[SUPPLIED INFORMATION]
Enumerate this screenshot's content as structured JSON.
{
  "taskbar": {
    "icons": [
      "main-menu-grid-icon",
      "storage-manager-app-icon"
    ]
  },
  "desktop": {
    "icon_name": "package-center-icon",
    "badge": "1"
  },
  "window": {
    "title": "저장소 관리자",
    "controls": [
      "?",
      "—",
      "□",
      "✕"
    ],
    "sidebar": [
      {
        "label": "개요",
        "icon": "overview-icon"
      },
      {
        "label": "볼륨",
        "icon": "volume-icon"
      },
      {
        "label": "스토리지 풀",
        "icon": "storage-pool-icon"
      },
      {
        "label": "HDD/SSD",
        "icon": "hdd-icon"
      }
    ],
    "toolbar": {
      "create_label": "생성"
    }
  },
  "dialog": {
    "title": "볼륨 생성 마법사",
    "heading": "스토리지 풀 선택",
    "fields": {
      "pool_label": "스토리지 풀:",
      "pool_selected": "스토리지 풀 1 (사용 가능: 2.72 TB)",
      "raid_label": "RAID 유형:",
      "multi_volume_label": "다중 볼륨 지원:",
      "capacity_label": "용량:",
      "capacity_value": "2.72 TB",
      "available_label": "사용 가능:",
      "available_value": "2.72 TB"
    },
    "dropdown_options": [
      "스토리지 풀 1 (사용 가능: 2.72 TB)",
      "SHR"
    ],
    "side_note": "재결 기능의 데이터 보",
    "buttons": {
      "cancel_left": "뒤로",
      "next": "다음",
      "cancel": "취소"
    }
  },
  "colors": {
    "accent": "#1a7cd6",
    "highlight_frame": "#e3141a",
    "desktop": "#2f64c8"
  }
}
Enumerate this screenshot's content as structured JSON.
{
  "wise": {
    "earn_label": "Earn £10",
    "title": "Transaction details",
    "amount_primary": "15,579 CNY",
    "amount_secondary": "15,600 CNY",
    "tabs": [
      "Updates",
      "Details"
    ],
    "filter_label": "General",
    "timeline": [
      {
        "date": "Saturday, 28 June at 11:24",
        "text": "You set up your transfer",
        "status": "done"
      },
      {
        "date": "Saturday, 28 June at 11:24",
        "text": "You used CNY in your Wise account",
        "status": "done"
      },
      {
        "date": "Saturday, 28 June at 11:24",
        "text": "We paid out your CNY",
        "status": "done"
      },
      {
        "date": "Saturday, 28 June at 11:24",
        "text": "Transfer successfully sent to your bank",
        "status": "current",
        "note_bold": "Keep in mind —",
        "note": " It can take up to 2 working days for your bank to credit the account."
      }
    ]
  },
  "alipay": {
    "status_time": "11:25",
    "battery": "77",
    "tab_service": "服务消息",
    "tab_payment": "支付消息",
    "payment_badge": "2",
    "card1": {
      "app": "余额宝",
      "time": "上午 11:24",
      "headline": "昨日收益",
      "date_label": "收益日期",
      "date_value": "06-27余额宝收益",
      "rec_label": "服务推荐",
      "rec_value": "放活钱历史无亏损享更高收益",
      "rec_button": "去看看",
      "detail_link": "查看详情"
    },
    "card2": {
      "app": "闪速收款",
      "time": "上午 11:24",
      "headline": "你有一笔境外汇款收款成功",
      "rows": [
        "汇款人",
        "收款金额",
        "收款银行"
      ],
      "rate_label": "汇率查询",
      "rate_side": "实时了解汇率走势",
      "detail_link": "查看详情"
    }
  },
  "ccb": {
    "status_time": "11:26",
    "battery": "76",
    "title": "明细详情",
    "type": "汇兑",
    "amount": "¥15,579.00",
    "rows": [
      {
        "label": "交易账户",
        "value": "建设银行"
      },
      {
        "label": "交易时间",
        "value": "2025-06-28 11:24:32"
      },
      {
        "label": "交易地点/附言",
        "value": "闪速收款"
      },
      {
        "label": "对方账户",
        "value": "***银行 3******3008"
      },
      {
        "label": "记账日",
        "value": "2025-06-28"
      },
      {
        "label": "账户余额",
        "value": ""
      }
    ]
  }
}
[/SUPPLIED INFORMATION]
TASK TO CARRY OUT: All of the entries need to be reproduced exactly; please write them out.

REPLY TO THE EXERCISE:
Enumerate this screenshot's content as structured JSON.
{
  "taskbar": {
    "icons": [
      "main-menu-grid-icon",
      "storage-manager-app-icon"
    ]
  },
  "desktop": {
    "icon_name": "package-center-icon",
    "badge": "1"
  },
  "window": {
    "title": "저장소 관리자",
    "controls": [
      "?",
      "—",
      "□",
      "✕"
    ],
    "sidebar": [
      {
        "label": "개요",
        "icon": "overview-icon"
      },
      {
        "label": "볼륨",
        "icon": "volume-icon"
      },
      {
        "label": "스토리지 풀",
        "icon": "storage-pool-icon"
      },
      {
        "label": "HDD/SSD",
        "icon": "hdd-icon"
      }
    ],
    "toolbar": {
      "create_label": "생성"
    }
  },
  "dialog": {
    "title": "볼륨 생성 마법사",
    "heading": "스토리지 풀 선택",
    "fields": {
      "pool_label": "스토리지 풀:",
      "pool_selected": "스토리지 풀 1 (사용 가능: 2.72 TB)",
      "raid_label": "RAID 유형:",
      "multi_volume_label": "다중 볼륨 지원:",
      "capacity_label": "용량:",
      "capacity_value": "2.72 TB",
      "available_label": "사용 가능:",
      "available_value": "2.72 TB"
    },
    "dropdown_options": [
      "스토리지 풀 1 (사용 가능: 2.72 TB)",
      "SHR"
    ],
    "side_note": "재결 기능의 데이터 보",
    "buttons": {
      "cancel_left": "뒤로",
      "next": "다음",
      "cancel": "취소"
    }
  },
  "colors": {
    "accent": "#1a7cd6",
    "highlight_frame": "#e3141a",
    "desktop": "#2f64c8"
  }
}
Enumerate this screenshot's content as structured JSON.
{
  "wise": {
    "earn_label": "Earn £10",
    "title": "Transaction details",
    "amount_primary": "15,579 CNY",
    "amount_secondary": "15,600 CNY",
    "tabs": [
      "Updates",
      "Details"
    ],
    "filter_label": "General",
    "timeline": [
      {
        "date": "Saturday, 28 June at 11:24",
        "text": "You set up your transfer",
        "status": "done"
      },
      {
        "date": "Saturday, 28 June at 11:24",
        "text": "You used CNY in your Wise account",
        "status": "done"
      },
      {
        "date": "Saturday, 28 June at 11:24",
        "text": "We paid out your CNY",
        "status": "done"
      },
      {
        "date": "Saturday, 28 June at 11:24",
        "text": "Transfer successfully sent to your bank",
        "status": "current",
        "note_bold": "Keep in mind —",
        "note": " It can take up to 2 working days for your bank to credit the account."
      }
    ]
  },
  "alipay": {
    "status_time": "11:25",
    "battery": "77",
    "tab_service": "服务消息",
    "tab_payment": "支付消息",
    "payment_badge": "2",
    "card1": {
      "app": "余额宝",
      "time": "上午 11:24",
      "headline": "昨日收益",
      "date_label": "收益日期",
      "date_value": "06-27余额宝收益",
      "rec_label": "服务推荐",
      "rec_value": "放活钱历史无亏损享更高收益",
      "rec_button": "去看看",
      "detail_link": "查看详情"
    },
    "card2": {
      "app": "闪速收款",
      "time": "上午 11:24",
      "headline": "你有一笔境外汇款收款成功",
      "rows": [
        "汇款人",
        "收款金额",
        "收款银行"
      ],
      "rate_label": "汇率查询",
      "rate_side": "实时了解汇率走势",
      "detail_link": "查看详情"
    }
  },
  "ccb": {
    "status_time": "11:26",
    "battery": "76",
    "title": "明细详情",
    "type": "汇兑",
    "amount": "¥15,579.00",
    "rows": [
      {
        "label": "交易账户",
        "value": "建设银行"
      },
      {
        "label": "交易时间",
        "value": "2025-06-28 11:24:32"
      },
      {
        "label": "交易地点/附言",
        "value": "闪速收款"
      },
      {
        "label": "对方账户",
        "value": "***银行 3******3008"
      },
      {
        "label": "记账日",
        "value": "2025-06-28"
      },
      {
        "label": "账户余额",
        "value": ""
      }
    ]
  }
}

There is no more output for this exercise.